Exercise objective:
Your reply should be only the number of lines in the material below that include the word "title".
....
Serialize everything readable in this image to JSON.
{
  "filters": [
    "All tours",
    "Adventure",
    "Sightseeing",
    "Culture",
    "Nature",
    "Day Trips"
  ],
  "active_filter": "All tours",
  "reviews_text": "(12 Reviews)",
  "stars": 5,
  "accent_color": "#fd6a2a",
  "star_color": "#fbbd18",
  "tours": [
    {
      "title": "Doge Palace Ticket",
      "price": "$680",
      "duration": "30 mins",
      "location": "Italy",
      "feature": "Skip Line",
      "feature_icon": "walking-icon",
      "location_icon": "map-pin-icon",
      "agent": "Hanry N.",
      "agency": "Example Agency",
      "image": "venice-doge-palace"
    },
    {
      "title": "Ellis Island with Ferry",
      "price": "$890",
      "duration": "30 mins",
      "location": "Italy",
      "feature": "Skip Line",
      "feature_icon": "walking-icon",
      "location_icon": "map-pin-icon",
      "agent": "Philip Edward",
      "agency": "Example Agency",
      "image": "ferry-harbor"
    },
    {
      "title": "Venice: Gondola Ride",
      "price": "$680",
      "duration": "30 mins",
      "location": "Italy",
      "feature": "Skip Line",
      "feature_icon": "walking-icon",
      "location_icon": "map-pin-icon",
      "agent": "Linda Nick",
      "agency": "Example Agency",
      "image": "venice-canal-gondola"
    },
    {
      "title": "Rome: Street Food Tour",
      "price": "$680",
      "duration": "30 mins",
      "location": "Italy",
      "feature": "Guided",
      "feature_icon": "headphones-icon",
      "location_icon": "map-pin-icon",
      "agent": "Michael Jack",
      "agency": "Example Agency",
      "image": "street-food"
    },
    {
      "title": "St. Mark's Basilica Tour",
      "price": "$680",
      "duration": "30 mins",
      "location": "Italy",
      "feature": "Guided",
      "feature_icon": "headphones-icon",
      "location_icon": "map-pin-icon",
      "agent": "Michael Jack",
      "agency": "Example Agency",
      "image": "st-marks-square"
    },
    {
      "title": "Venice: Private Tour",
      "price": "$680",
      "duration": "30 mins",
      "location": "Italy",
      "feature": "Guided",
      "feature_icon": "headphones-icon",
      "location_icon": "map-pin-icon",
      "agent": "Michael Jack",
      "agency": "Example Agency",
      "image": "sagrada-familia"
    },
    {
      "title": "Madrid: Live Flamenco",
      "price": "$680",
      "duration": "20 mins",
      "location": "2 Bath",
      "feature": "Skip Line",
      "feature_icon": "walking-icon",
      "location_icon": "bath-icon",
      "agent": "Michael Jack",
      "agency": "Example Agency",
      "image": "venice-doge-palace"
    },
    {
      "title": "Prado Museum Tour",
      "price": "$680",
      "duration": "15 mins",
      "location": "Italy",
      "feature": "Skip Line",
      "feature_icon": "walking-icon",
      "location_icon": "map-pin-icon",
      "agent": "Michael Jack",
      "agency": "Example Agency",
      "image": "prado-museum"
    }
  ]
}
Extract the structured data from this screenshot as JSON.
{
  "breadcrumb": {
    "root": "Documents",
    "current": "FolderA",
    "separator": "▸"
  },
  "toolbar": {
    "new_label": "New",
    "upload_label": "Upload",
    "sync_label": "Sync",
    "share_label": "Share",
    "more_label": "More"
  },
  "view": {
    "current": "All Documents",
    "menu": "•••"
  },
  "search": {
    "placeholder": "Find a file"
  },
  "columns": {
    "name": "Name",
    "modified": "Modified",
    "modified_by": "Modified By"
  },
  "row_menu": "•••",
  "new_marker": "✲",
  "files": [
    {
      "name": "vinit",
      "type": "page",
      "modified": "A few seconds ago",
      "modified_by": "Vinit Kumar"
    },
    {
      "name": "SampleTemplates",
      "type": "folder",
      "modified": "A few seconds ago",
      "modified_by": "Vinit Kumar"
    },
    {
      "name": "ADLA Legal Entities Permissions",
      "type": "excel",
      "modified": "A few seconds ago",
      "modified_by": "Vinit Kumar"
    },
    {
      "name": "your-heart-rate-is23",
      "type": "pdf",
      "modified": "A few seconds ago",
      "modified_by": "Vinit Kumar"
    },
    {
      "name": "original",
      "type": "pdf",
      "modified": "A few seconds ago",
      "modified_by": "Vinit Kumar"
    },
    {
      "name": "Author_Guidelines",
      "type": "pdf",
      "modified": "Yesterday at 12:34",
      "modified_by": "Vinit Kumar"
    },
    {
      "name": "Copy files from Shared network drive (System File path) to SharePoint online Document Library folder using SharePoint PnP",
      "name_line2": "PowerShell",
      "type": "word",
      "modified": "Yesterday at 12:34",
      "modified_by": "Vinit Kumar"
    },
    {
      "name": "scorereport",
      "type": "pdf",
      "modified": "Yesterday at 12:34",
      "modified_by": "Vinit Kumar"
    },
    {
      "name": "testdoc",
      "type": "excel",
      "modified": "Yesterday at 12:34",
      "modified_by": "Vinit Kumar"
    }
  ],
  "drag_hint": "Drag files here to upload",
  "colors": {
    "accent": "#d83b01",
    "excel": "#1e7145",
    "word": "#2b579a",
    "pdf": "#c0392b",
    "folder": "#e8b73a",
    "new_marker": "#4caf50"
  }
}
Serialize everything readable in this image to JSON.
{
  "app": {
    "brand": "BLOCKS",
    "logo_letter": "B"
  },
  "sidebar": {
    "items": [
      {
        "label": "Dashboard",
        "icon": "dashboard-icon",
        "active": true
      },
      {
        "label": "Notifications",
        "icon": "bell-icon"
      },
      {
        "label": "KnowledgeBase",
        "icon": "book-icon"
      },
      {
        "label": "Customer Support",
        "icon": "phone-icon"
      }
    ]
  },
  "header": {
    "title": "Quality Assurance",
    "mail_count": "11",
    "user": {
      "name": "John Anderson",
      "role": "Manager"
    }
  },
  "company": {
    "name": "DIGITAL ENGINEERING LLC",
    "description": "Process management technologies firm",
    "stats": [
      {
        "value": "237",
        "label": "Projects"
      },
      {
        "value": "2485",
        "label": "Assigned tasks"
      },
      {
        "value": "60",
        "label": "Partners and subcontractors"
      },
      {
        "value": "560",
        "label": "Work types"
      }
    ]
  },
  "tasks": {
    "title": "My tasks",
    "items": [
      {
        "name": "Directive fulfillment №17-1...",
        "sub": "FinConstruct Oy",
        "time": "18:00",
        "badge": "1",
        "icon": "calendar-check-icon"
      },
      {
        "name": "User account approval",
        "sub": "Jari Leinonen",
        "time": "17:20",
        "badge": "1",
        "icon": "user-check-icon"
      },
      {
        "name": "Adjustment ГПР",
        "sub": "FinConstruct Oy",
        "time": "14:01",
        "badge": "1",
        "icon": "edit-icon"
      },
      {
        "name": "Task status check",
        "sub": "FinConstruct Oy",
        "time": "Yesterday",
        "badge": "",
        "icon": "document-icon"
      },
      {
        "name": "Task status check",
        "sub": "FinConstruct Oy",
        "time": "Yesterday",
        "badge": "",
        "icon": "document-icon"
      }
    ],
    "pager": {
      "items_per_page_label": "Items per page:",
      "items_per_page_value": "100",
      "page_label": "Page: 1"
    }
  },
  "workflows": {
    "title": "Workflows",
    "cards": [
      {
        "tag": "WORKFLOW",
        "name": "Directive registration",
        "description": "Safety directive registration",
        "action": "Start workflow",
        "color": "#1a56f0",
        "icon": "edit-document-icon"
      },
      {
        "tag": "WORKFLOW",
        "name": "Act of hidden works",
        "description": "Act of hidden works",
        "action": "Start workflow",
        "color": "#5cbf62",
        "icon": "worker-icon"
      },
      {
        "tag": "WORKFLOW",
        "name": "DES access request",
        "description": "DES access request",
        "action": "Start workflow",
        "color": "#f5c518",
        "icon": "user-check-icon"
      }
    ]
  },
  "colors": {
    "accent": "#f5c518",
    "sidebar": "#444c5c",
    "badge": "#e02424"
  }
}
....
Reply:
11